Q You often mention cuffs on trousers. You must favor the look. Aren't cuffs old-fashioned, if not actually dated?
A: Some styles have an aristocratic air. Cuffs on trousers fit this category. They give a fine-finished, polished look to a suit. Men who pay attention to the details of dress invariably have their suits cuffed. Odd trousers, not part of a suit, also benefit from this well-tailored finishing touch.

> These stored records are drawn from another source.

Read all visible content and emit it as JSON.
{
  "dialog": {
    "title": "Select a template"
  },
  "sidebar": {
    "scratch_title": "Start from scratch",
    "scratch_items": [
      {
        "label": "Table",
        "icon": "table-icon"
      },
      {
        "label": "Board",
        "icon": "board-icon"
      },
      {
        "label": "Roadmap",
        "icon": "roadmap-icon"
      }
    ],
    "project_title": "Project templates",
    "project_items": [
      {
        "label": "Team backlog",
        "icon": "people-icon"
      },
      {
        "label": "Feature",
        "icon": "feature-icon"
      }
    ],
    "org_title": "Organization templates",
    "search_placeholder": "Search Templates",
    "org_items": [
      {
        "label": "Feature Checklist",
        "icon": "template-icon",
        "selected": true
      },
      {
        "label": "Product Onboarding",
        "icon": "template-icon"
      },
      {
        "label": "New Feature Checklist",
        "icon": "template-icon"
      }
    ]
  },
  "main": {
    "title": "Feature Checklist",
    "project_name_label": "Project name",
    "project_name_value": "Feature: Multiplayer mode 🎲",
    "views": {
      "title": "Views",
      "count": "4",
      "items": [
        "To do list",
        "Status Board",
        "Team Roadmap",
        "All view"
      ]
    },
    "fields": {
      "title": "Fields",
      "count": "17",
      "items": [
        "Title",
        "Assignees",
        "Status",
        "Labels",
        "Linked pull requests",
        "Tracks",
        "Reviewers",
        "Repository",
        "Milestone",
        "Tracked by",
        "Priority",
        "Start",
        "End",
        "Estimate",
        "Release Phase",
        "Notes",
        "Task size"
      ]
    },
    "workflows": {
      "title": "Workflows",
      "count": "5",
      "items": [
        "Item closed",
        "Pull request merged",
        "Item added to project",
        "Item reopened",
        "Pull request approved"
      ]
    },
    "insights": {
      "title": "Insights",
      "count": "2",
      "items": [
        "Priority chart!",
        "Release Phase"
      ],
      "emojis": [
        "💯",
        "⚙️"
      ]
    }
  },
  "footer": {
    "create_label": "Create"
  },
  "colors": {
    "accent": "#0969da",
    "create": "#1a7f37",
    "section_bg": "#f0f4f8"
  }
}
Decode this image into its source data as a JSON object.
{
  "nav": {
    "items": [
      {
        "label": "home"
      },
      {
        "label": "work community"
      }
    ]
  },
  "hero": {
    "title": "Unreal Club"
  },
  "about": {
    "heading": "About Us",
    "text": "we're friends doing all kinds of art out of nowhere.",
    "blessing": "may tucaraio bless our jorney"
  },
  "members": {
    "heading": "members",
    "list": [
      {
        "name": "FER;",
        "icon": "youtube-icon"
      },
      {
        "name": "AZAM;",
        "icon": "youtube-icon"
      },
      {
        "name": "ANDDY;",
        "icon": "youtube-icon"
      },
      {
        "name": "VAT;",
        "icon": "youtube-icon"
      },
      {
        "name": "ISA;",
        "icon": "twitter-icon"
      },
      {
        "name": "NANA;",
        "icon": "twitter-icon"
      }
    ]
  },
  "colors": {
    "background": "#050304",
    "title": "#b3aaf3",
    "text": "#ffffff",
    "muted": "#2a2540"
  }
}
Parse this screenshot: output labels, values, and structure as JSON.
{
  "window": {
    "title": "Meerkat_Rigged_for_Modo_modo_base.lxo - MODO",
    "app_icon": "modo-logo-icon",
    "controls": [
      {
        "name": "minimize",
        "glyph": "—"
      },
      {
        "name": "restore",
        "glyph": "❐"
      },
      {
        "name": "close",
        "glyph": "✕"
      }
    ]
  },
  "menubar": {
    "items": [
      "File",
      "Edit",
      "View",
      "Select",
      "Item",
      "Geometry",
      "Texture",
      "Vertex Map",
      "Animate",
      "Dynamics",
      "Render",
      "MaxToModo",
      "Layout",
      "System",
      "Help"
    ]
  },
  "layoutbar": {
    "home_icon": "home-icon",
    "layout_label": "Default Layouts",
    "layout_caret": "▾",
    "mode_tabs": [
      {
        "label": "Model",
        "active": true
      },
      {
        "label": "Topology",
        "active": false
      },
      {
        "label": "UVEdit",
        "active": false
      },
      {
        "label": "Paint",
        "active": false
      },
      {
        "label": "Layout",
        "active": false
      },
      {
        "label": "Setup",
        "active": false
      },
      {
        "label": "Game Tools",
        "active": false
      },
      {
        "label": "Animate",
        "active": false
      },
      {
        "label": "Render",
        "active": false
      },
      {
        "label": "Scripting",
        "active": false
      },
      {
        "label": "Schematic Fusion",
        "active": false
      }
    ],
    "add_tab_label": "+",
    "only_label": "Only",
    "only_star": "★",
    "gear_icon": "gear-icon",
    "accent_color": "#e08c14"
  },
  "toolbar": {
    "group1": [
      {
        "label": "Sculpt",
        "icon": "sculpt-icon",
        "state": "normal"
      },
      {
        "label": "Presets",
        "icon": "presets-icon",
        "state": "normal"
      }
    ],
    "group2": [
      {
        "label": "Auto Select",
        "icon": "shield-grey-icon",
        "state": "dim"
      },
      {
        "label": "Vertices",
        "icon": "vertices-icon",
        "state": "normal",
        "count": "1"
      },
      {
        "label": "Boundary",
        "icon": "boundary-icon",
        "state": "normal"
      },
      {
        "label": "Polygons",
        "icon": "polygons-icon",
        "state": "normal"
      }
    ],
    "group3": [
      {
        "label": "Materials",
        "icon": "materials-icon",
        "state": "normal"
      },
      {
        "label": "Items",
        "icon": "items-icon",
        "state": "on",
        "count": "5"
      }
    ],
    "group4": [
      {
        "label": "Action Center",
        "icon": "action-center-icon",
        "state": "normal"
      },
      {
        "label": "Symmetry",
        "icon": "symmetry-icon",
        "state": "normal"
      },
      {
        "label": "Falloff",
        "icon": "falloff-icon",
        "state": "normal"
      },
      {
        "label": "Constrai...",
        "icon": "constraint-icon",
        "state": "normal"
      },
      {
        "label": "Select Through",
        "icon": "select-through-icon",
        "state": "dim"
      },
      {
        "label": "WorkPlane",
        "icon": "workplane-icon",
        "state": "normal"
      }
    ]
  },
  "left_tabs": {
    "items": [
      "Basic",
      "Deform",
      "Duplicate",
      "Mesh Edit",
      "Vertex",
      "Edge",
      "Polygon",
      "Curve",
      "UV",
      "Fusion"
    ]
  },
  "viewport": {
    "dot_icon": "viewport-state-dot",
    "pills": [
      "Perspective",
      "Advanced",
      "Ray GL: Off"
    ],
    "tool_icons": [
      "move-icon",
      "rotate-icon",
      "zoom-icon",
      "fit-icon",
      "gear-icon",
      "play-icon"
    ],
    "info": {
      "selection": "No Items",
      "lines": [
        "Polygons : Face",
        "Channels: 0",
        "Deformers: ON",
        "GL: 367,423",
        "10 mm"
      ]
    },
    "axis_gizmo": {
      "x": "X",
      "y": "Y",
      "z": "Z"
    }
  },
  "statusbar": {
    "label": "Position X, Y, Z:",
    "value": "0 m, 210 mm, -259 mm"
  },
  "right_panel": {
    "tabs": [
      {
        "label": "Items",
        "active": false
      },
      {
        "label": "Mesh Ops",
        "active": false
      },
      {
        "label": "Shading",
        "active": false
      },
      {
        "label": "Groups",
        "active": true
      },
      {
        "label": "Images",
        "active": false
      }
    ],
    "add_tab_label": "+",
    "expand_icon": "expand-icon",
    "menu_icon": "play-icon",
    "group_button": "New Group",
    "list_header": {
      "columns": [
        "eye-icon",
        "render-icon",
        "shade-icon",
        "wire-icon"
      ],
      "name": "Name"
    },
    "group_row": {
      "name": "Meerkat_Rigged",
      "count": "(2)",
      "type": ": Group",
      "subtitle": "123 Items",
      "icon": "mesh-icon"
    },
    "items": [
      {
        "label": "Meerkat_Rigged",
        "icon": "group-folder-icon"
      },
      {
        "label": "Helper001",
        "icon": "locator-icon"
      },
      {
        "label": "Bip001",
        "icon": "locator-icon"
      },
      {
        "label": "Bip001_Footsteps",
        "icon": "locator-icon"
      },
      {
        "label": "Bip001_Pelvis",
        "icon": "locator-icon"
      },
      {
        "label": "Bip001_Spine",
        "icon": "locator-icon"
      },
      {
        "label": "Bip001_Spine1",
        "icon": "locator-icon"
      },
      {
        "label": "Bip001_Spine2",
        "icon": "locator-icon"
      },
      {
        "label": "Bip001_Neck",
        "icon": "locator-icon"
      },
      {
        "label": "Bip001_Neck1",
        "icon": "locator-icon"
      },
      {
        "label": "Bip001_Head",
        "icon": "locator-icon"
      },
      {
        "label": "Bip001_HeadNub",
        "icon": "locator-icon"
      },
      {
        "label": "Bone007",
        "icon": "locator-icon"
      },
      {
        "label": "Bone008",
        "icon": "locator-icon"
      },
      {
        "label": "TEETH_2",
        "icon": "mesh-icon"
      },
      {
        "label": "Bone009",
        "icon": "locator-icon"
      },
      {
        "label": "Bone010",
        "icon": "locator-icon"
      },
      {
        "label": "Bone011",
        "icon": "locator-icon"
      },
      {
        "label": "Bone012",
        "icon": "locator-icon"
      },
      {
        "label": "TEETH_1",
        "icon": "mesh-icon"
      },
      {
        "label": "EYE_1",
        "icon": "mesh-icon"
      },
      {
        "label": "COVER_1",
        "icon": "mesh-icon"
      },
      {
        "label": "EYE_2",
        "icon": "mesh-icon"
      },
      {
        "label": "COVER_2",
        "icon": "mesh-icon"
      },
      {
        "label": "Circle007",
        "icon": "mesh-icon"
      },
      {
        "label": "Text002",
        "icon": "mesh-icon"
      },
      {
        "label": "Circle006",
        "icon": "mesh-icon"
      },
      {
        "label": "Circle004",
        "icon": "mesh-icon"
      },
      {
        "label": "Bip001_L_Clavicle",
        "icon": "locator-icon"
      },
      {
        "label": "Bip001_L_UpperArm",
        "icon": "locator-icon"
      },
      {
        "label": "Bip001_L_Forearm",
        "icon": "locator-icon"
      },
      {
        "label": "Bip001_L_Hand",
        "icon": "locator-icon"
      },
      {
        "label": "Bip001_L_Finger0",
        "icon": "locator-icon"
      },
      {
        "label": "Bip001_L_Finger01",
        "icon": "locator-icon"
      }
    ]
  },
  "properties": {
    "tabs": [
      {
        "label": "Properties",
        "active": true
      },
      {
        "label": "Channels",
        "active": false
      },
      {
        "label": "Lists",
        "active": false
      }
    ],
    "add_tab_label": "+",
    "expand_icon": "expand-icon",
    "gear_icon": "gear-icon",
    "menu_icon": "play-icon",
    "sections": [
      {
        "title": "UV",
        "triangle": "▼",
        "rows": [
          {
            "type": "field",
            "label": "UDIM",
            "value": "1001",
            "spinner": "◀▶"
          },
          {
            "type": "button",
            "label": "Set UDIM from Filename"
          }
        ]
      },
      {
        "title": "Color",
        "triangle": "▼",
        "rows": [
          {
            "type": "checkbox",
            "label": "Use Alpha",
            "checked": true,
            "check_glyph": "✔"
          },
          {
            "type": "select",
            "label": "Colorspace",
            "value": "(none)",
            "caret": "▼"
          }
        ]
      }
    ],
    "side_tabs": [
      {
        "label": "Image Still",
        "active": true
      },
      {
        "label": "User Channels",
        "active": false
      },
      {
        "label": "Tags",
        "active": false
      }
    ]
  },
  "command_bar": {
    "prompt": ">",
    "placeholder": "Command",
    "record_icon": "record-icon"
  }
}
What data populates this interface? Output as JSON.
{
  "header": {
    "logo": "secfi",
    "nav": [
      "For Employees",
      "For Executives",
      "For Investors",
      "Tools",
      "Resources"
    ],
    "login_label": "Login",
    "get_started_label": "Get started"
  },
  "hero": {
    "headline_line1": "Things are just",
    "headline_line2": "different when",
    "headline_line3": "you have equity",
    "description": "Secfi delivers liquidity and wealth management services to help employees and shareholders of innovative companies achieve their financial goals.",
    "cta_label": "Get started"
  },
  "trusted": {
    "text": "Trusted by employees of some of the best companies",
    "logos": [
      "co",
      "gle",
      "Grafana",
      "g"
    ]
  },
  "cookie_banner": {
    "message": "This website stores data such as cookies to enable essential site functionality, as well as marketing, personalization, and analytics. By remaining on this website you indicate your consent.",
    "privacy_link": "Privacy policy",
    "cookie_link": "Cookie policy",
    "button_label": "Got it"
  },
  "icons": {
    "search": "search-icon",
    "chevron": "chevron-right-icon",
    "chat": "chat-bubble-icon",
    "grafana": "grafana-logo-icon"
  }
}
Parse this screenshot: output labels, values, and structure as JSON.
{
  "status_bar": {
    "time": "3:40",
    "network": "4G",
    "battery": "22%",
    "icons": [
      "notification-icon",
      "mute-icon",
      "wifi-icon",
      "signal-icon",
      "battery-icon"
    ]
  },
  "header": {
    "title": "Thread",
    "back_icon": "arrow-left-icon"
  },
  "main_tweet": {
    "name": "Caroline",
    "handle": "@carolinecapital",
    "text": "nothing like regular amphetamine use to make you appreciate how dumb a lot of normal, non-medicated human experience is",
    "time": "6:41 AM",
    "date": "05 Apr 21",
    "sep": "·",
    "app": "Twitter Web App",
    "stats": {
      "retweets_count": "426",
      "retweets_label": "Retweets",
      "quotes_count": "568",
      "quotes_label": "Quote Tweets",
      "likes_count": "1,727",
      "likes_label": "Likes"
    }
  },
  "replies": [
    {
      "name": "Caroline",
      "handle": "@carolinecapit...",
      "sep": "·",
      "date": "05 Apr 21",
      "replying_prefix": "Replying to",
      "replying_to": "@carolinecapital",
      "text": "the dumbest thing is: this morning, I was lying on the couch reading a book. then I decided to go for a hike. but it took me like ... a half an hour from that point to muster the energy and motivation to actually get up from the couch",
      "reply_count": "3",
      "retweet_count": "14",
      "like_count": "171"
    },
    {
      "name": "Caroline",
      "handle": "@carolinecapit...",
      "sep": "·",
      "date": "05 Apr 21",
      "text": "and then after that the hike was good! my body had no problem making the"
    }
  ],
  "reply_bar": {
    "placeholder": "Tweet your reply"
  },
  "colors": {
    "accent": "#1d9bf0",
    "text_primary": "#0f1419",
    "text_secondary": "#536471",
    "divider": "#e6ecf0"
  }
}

The abrupt end of a plain hem on pants seems to suggest a hurried bit of casual tailoring. When you're standing in front of the mirror ready to have your trousers marked for shortening, the tailor will generally say, "Plain bottoms?" as more of a statement nTC than a question. He says this quickly, because plain bottoms are easier to finish than cuffs. But if you have been observing how the best-dressed men wear their pants, you will have him make cuffs.
You're probably thinking: "Cuffs are for old men; my father wore cuffs." The truth is that well-dressed Ivy League types have always worn cuffs. And now they are "in" even for the fashion-conscious. Today's dapper dressers favor pleated pants overwhelmingly over plain fronts. Cuffs and pleated pants are naturals together. If you look at the men's magazines, you will see cuffs. Soon you will be noticing them more often. Your eye will adjust and they will no longer seem strange.
When you are buying a new suit, the salesman is not likely to suggest cuffs. Next year when you see everyone else with cuffs, you may be back for another suit. If you try cuffs and really hate them, you can always have them removed. But it's tough to add them. Not impossible, if you save the fabric, but difficult. The current size for cuffs is between 1 1/4 and 1 1/2 inches.
Send your questions or comments to Lois Fenton, Today in Style, The Sun, 501 N. Calvert St., Baltimore, Md. 21278. Ms. Fenton welcomes questions about men's dress or grooming for use in this column but regrets she cannot answer mail personally.
Ms. Fenton, the author of "Dress for Excellence" (Rawson Associates, $19.95), conducts wardrobe seminars for Fortune 500 companies around the country.